The NBA Playoffs are here with sixteen teams advancing to the postseason for a shot at winning an NBA title.
Unfortunately, because of the old and outdated system the league uses — with eight teams coming from both the Western and Eastern Conferences — not always will the TRUE top 16 teams make the playoffs.
The West has shown for a long time now that it’s far superior to the East and it’s not even close. And because of the imbalance problem, it’s time for the NBA to change up the playoff format.
As I outlined in a previous article — LeBron James and the Cleveland Cavaliers have it easy playing in the East — the talent gap between both conferences is real.
So instead of having eight teams from each conference represented, why doesn’t the NBA just take the top 16 teams and rank and assign them accordingly best on their regular season record?
There have been countless times where teams have been left out of the playoffs even though their record has been better when matched up against other teams from a different conference.
2017 Top 16 NBA Teams
1. Golden State Warriors (.817)
2. San Antonio Spurs (.744)
3. Houston Rockets (.671)
4. Boston Celtics (.646)
5. Los Angeles Clippers (.622)
6. Cleveland Cavaliers (.622)
7. Toronto Raptors (.622)
8. Utah Jazz (.622)
9. Washington Wizards (.598)
10. Oklahoma City Thunder (.573)
11. Atlanta Hawks (.524)
12. Memphis Grizzlies (.524)
13. Milwaukee Bucks (.512)
14. Indiana Pacers (.512)
15. Portland Trail Blazers (.500)
16. Chicago Bulls (.500)
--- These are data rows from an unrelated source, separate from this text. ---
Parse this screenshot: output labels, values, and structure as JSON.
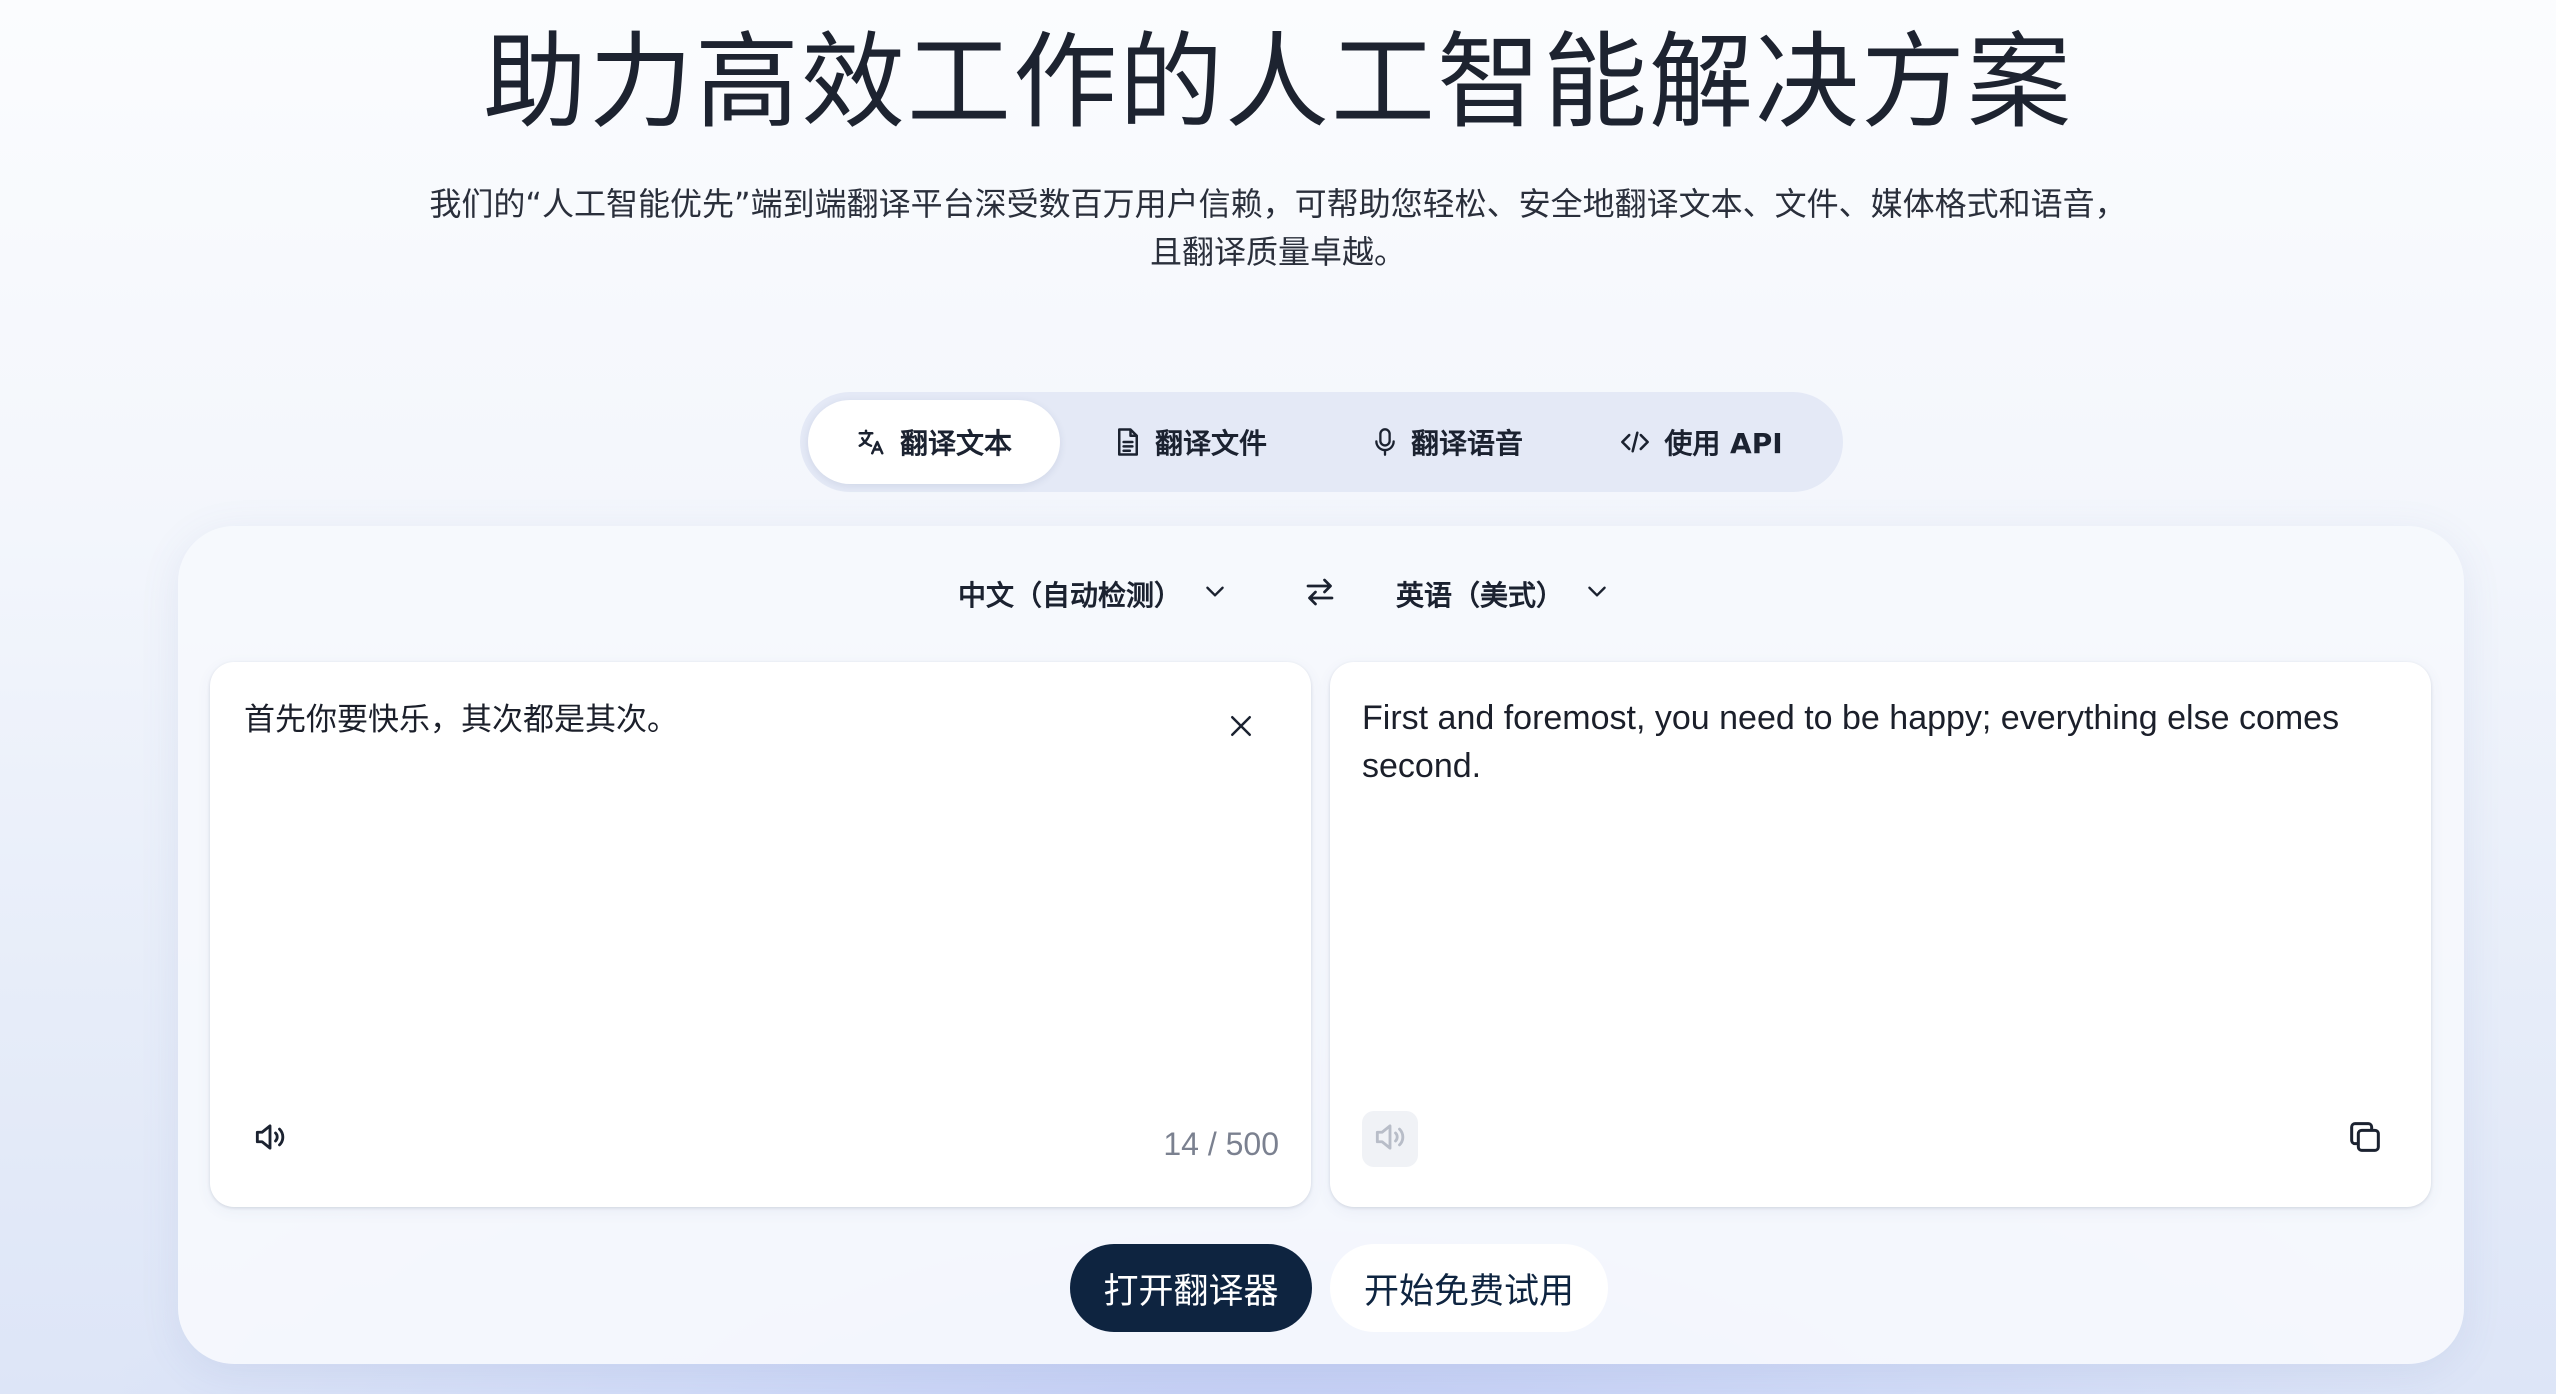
{
  "hero": {
    "title": "助力高效工作的人工智能解决方案",
    "subtitle": "我们的“人工智能优先”端到端翻译平台深受数百万用户信赖，可帮助您轻松、安全地翻译文本、文件、媒体格式和语音，且翻译质量卓越。"
  },
  "tabs": [
    {
      "label": "翻译文本",
      "icon": "translate-icon",
      "active": true
    },
    {
      "label": "翻译文件",
      "icon": "document-icon",
      "active": false
    },
    {
      "label": "翻译语音",
      "icon": "microphone-icon",
      "active": false
    },
    {
      "label": "使用 API",
      "icon": "code-icon",
      "active": false
    }
  ],
  "languages": {
    "source": "中文（自动检测）",
    "target": "英语（美式）",
    "swap_icon": "swap-icon",
    "dropdown_icon": "chevron-down-icon"
  },
  "source_panel": {
    "text": "首先你要快乐，其次都是其次。",
    "char_count": "14 / 500",
    "clear_icon": "close-icon",
    "speak_icon": "speaker-icon"
  },
  "target_panel": {
    "text": "First and foremost, you need to be happy; everything else comes second.",
    "speak_icon": "speaker-icon",
    "copy_icon": "copy-icon"
  },
  "actions": {
    "primary_label": "打开翻译器",
    "secondary_label": "开始免费试用"
  },
  "colors": {
    "primary_button": "#0e2440",
    "accent_text": "#1b2230",
    "muted_text": "#7b8190"
  }
}
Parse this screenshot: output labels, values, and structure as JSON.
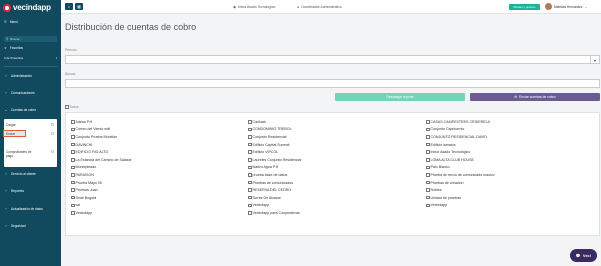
{
  "app": {
    "logo": "vecindapp"
  },
  "sidebar": {
    "menu": "Menú",
    "search_placeholder": "Buscar...",
    "favorites": "Favoritos",
    "favorites_count": "0 de 5 favoritos",
    "items": [
      {
        "label": "Administración"
      },
      {
        "label": "Comunicaciones"
      },
      {
        "label": "Cuentas de cobro"
      }
    ],
    "submenu": {
      "items": [
        "Cargar",
        "Enviar",
        "Comprobantes de pago"
      ]
    },
    "items_after": [
      {
        "label": "Servicio al cliente"
      },
      {
        "label": "Reportes"
      },
      {
        "label": "Actualización de datos"
      },
      {
        "label": "Seguridad"
      }
    ]
  },
  "topbar": {
    "links": [
      "Inbox Asado Tecnológico",
      "Coordinador Administrativo"
    ],
    "pill": "Planes y precios",
    "user": "Matthias Hernandez"
  },
  "main": {
    "title": "Distribución de cuentas de cobro",
    "periodo_label": "Periodo",
    "buscar_label": "Buscar",
    "btn_reporte": "Descargar reporte",
    "btn_enviar": "Enviar cuentas de cobro",
    "todos": "Todos",
    "columns": [
      [
        "Adesa P.H",
        "Correo del Viento edit",
        "Conjunto Prueba Modelón",
        "DAVINCHI",
        "EDIFICIO RIO ALTO",
        "La Estancia del Camino de Salazar",
        "Montepinado",
        "PARAISON",
        "Prueba Mayo 05",
        "Pruebas Juan",
        "Sede Bogotá",
        "sai",
        "Vecindapp"
      ],
      [
        "Carikark",
        "CONDOMINIO TREBOL",
        "Conjunto Residencial",
        "Edificio Capital Summit",
        "Edificio VIPCOL",
        "Laureles Conjunto Residencial",
        "Nativo Agua P.H",
        "prueba base de datos",
        "Pruebas de comunicados",
        "RESERVA DEL CEDRO",
        "Torres De Alcazar",
        "Vecindapp",
        "Vecindapp para Cooperativas"
      ],
      [
        "CASAS CAMPESTRES CRIDERELA",
        "Conjunto Capricornio",
        "CONJUNTO RESIDENCIAL DAVID",
        "Edificio lamaica",
        "Inbox Asado Tecnológico",
        "LOMA ALTA CLUB HOUSE",
        "Palo Blanco",
        "Prueba de envío de comunicado masivo",
        "Pruebas de creación",
        "Robles",
        "Unidad de pruebas",
        "Vecindapp"
      ]
    ]
  },
  "chat": {
    "label": "Vec!"
  },
  "colors": {
    "sidebar": "#114a5e",
    "accent": "#e0293f",
    "green": "#78d2b5",
    "purple": "#6b5b95"
  }
}
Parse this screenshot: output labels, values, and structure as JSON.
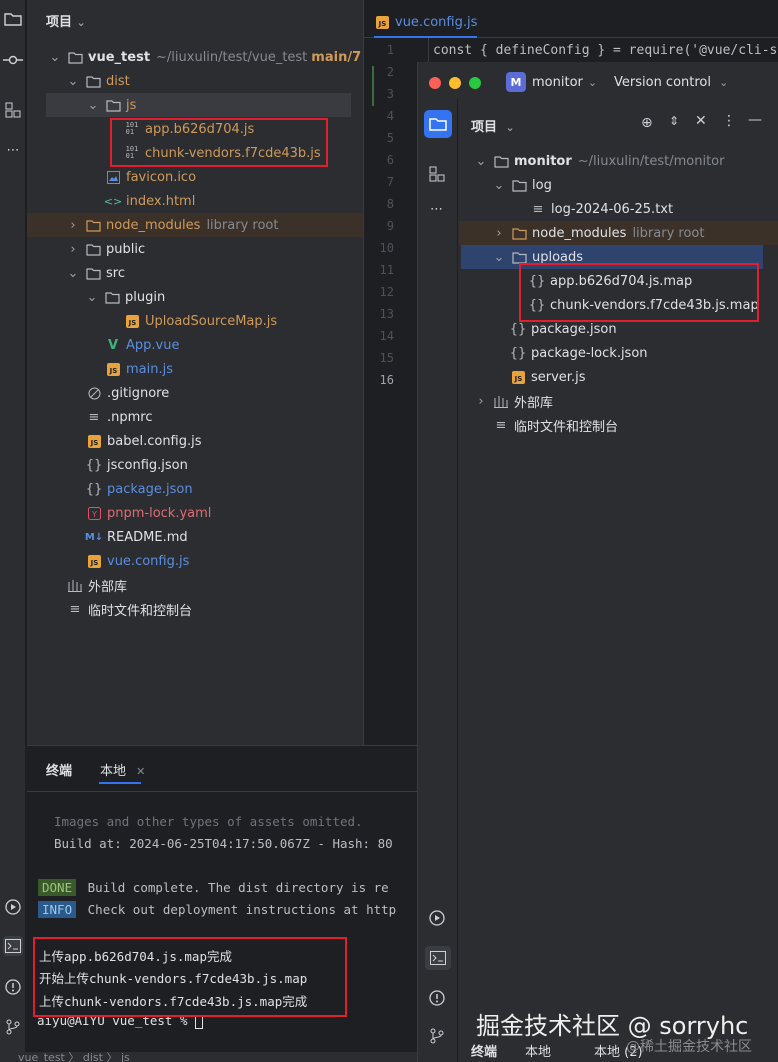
{
  "project_panel": {
    "title": "项目",
    "root": {
      "name": "vue_test",
      "path": "~/liuxulin/test/vue_test",
      "branch": "main/7 Δ"
    },
    "items": [
      {
        "label": "dist"
      },
      {
        "label": "js"
      },
      {
        "label": "app.b626d704.js"
      },
      {
        "label": "chunk-vendors.f7cde43b.js"
      },
      {
        "label": "favicon.ico"
      },
      {
        "label": "index.html"
      },
      {
        "label": "node_modules",
        "note": "library root"
      },
      {
        "label": "public"
      },
      {
        "label": "src"
      },
      {
        "label": "plugin"
      },
      {
        "label": "UploadSourceMap.js"
      },
      {
        "label": "App.vue"
      },
      {
        "label": "main.js"
      },
      {
        "label": ".gitignore"
      },
      {
        "label": ".npmrc"
      },
      {
        "label": "babel.config.js"
      },
      {
        "label": "jsconfig.json"
      },
      {
        "label": "package.json"
      },
      {
        "label": "pnpm-lock.yaml"
      },
      {
        "label": "README.md"
      },
      {
        "label": "vue.config.js"
      },
      {
        "label": "外部库"
      },
      {
        "label": "临时文件和控制台"
      }
    ]
  },
  "editor": {
    "tab": "vue.config.js",
    "code_line": "const { defineConfig } = require('@vue/cli-se",
    "line_numbers": [
      "1",
      "2",
      "3",
      "4",
      "5",
      "6",
      "7",
      "8",
      "9",
      "10",
      "11",
      "12",
      "13",
      "14",
      "15",
      "16"
    ]
  },
  "terminal": {
    "tab_terminal": "终端",
    "tab_local": "本地",
    "lines": {
      "assets": "Images and other types of assets omitted.",
      "build_at": "Build at: 2024-06-25T04:17:50.067Z - Hash: 80",
      "done_badge": "DONE",
      "done_text": "Build complete. The dist directory is re",
      "info_badge": "INFO",
      "info_text": "Check out deployment instructions at http",
      "up1": "上传app.b626d704.js.map完成",
      "up2": "开始上传chunk-vendors.f7cde43b.js.map",
      "up3": "上传chunk-vendors.f7cde43b.js.map完成",
      "prompt": "aiyu@AIYU vue_test % "
    }
  },
  "status_bar": {
    "crumbs": "vue_test 〉 dist 〉 js"
  },
  "monitor_window": {
    "project_badge": "M",
    "project_name": "monitor",
    "vcs": "Version control",
    "panel_title": "项目",
    "root": {
      "name": "monitor",
      "path": "~/liuxulin/test/monitor"
    },
    "items": [
      {
        "label": "log"
      },
      {
        "label": "log-2024-06-25.txt"
      },
      {
        "label": "node_modules",
        "note": "library root"
      },
      {
        "label": "uploads"
      },
      {
        "label": "app.b626d704.js.map"
      },
      {
        "label": "chunk-vendors.f7cde43b.js.map"
      },
      {
        "label": "package.json"
      },
      {
        "label": "package-lock.json"
      },
      {
        "label": "server.js"
      },
      {
        "label": "外部库"
      },
      {
        "label": "临时文件和控制台"
      }
    ],
    "bottom_tabs": {
      "terminal": "终端",
      "local": "本地",
      "local2": "本地 (2)"
    }
  },
  "watermark": {
    "main": "掘金技术社区 @ sorryhc",
    "sub": "@稀土掘金技术社区"
  },
  "colors": {
    "accent": "#3574f0",
    "highlight_box": "#e0202f",
    "js_icon": "#e8a33d",
    "folder": "#b6b9bf"
  }
}
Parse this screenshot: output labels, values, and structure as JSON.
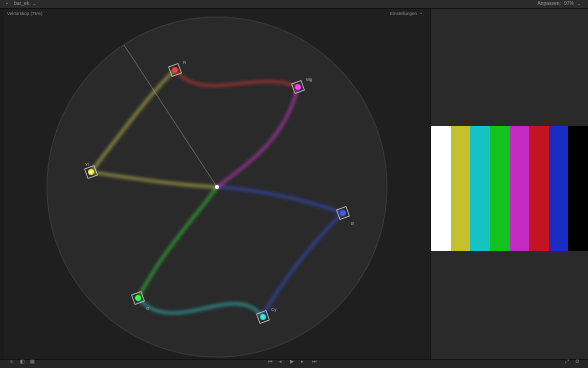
{
  "titlebar": {
    "clip_name": "bar_ek",
    "menu_glyph": "⌄",
    "viewer_label": "Anpassen:",
    "zoom": "97%",
    "zoom_glyph": "⌄",
    "icons": [
      "chevron-down-icon",
      "window-icon"
    ]
  },
  "scope": {
    "title": "Vektorskop",
    "subtitle": "(75%)",
    "settings_label": "Einstellungen",
    "settings_glyph": "⌄",
    "targets": [
      {
        "label": "R",
        "color": "#ff3a3a"
      },
      {
        "label": "Mg",
        "color": "#ff40ff"
      },
      {
        "label": "B",
        "color": "#3a5bff"
      },
      {
        "label": "Cy",
        "color": "#2ee8e0"
      },
      {
        "label": "G",
        "color": "#3aff3a"
      },
      {
        "label": "Yl",
        "color": "#f6f05a"
      }
    ]
  },
  "bars": {
    "colors": [
      "#ffffff",
      "#c6c12a",
      "#17c2c2",
      "#14c21e",
      "#c22ac2",
      "#c2151f",
      "#1b2cc2",
      "#000000"
    ]
  },
  "bottombar": {
    "left_icons": [
      "menu-icon",
      "split-icon",
      "grid-icon"
    ],
    "center_icons": [
      "skip-back-icon",
      "step-back-icon",
      "play-icon",
      "step-forward-icon",
      "skip-forward-icon"
    ],
    "right_icons": [
      "fullscreen-icon",
      "settings-icon"
    ],
    "glyphs": {
      "menu": "≡",
      "split": "◧",
      "grid": "▦",
      "skip_back": "⏮",
      "step_back": "◂",
      "play": "▶",
      "step_forward": "▸",
      "skip_forward": "⏭",
      "fullscreen": "⤢",
      "settings": "⚙"
    }
  }
}
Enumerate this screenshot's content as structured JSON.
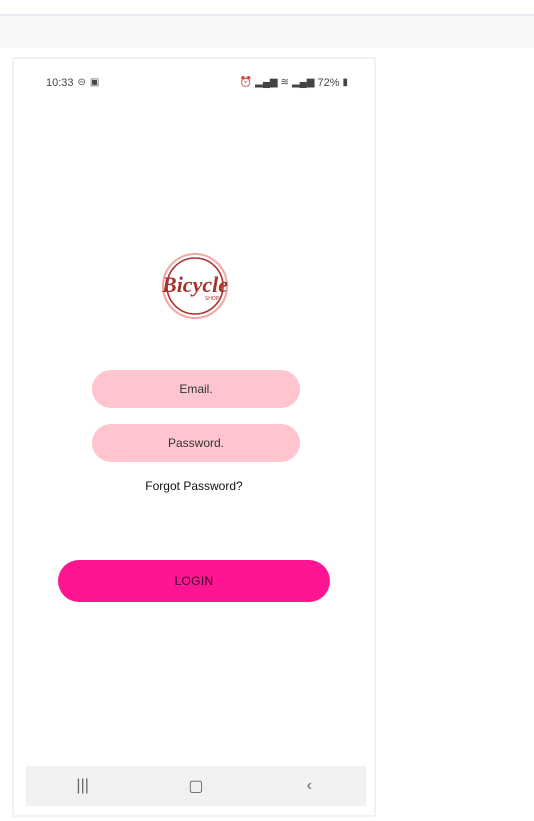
{
  "status_bar": {
    "time": "10:33",
    "battery": "72%",
    "left_icons": [
      "do-not-disturb-icon",
      "gallery-notification-icon"
    ],
    "right_icons": [
      "alarm-icon",
      "signal-icon",
      "wifi-calling-icon",
      "signal-icon",
      "battery-icon"
    ]
  },
  "logo": {
    "text": "Bicycle",
    "subtext": "SHOP",
    "colors": {
      "brand": "#a8332e",
      "ring": "#f2a7a4"
    }
  },
  "login_form": {
    "email_placeholder": "Email.",
    "password_placeholder": "Password.",
    "forgot_password_link": "Forgot Password?",
    "login_label": "LOGIN"
  },
  "navigation_bar": {
    "recents_icon": "recents-icon",
    "home_icon": "home-icon",
    "back_icon": "back-icon"
  },
  "colors": {
    "field_bg": "#ffc5ce",
    "login_bg": "#ff1493",
    "nav_bg": "#f1f1f1"
  }
}
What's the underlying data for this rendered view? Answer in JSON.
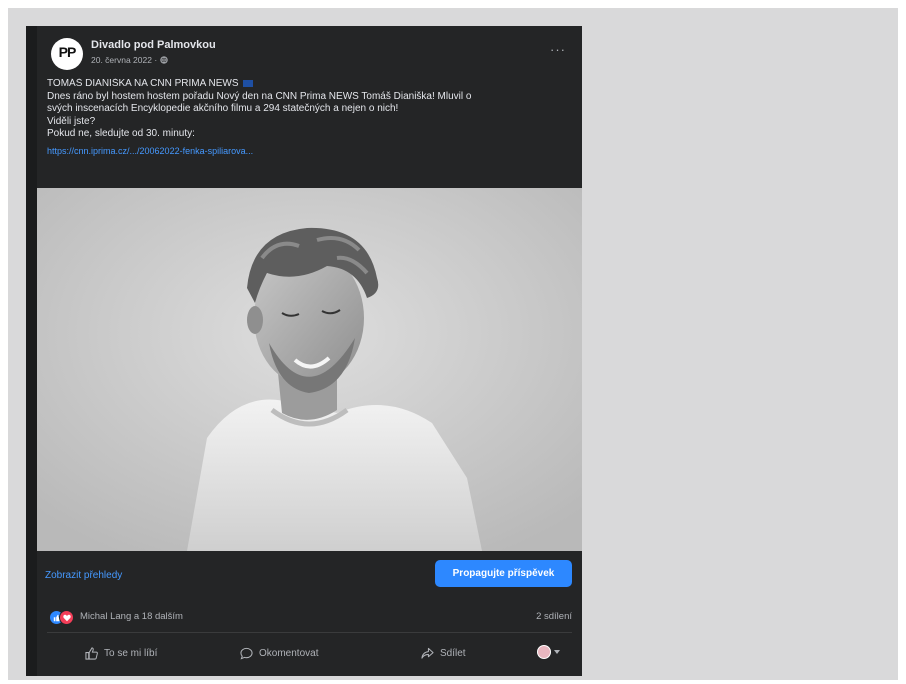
{
  "post": {
    "page_name": "Divadlo pod Palmovkou",
    "avatar_initials": "PP",
    "date": "20. června 2022 ·",
    "more_label": "···",
    "text_lines": [
      "TOMÁŠ DIANIŠKA NA CNN PRIMA NEWS",
      "Dnes ráno byl hostem hostem pořadu Nový den na CNN Prima NEWS Tomáš Dianiška! Mluvil o",
      "svých inscenacích Encyklopedie akčního filmu a 294 statečných a nejen o nich!",
      "Viděli jste?",
      "Pokud ne, sledujte od 30. minuty:"
    ],
    "link": "https://cnn.iprima.cz/.../20062022-fenka-spiliarova...",
    "flag_icon": "czech-flag-emoji"
  },
  "promo": {
    "insights_label": "Zobrazit přehledy",
    "promote_label": "Propagujte příspěvek",
    "promote_color": "#2d88ff"
  },
  "reactions": {
    "icons": [
      "like-icon",
      "love-icon"
    ],
    "names": "Michal Lang a 18 dalším",
    "shares": "2 sdílení"
  },
  "actions": {
    "like": "To se mi líbí",
    "comment": "Okomentovat",
    "share": "Sdílet"
  }
}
Houston, which finished third in the West with 55 wins this year, would actually be the top seed in the East. So instead of the Rockets being rewarded for that, they are faced with a first-round matchup with Russell “triple-double” Westbrook and if they move on, will likely face the San Antonio Spurs. You know that team that posted the second-best regular season win total this year.
But instead of changing the playoffs, the NBA updated the All-Star game voting format, to which a large majority of NBA players just made a mockery of it. To make matters worse, the All-Star game has become completely unwatchable as players literally lay down on the court to get dunked on.
So why are we still using the outdated playoff format? Only NBA commissioner Adam Silver knows that answer, but changes might be coming around the corner as support continues among NBA owners to restructure the NBA playoffs in order to take the top 16 teams with the best winning percentage, regardless of conference affiliation.
Below is what this year’s playoff bracket would look like if the league simply took the top 16 teams and seeded them according to their overall records. Not only is it the right thing to do, but it will also reward teams like Houston instead of punishing them for having a good year.
No matter which team he plays on, LeBron James gets to the NBA Finals. He’s a terrific player, but he also plays in a weaker conference. Frankly, there’s no reason why he shouldn’t get to the finals every year. And a true playoff would force James to play a higher level of competition to reach the title game.
If the NBA had the top 16 teams seeded based on overall records, the Cavs would be the No. 6 seed and would have to go through the Rockets and the Spurs in order to get to the NBA Finals. Now, who wouldn’t watch those great matchups? James Harden vs. LeBron and or Kawhi Leonard vs. LeBron.
Say goodbye to those boring second and third round matchups. The top 16 seeded teams would make the NBA Playoffs a must-see event instead of lopsided games as we all wait to see who LeBron is going to face in the Finals from the West.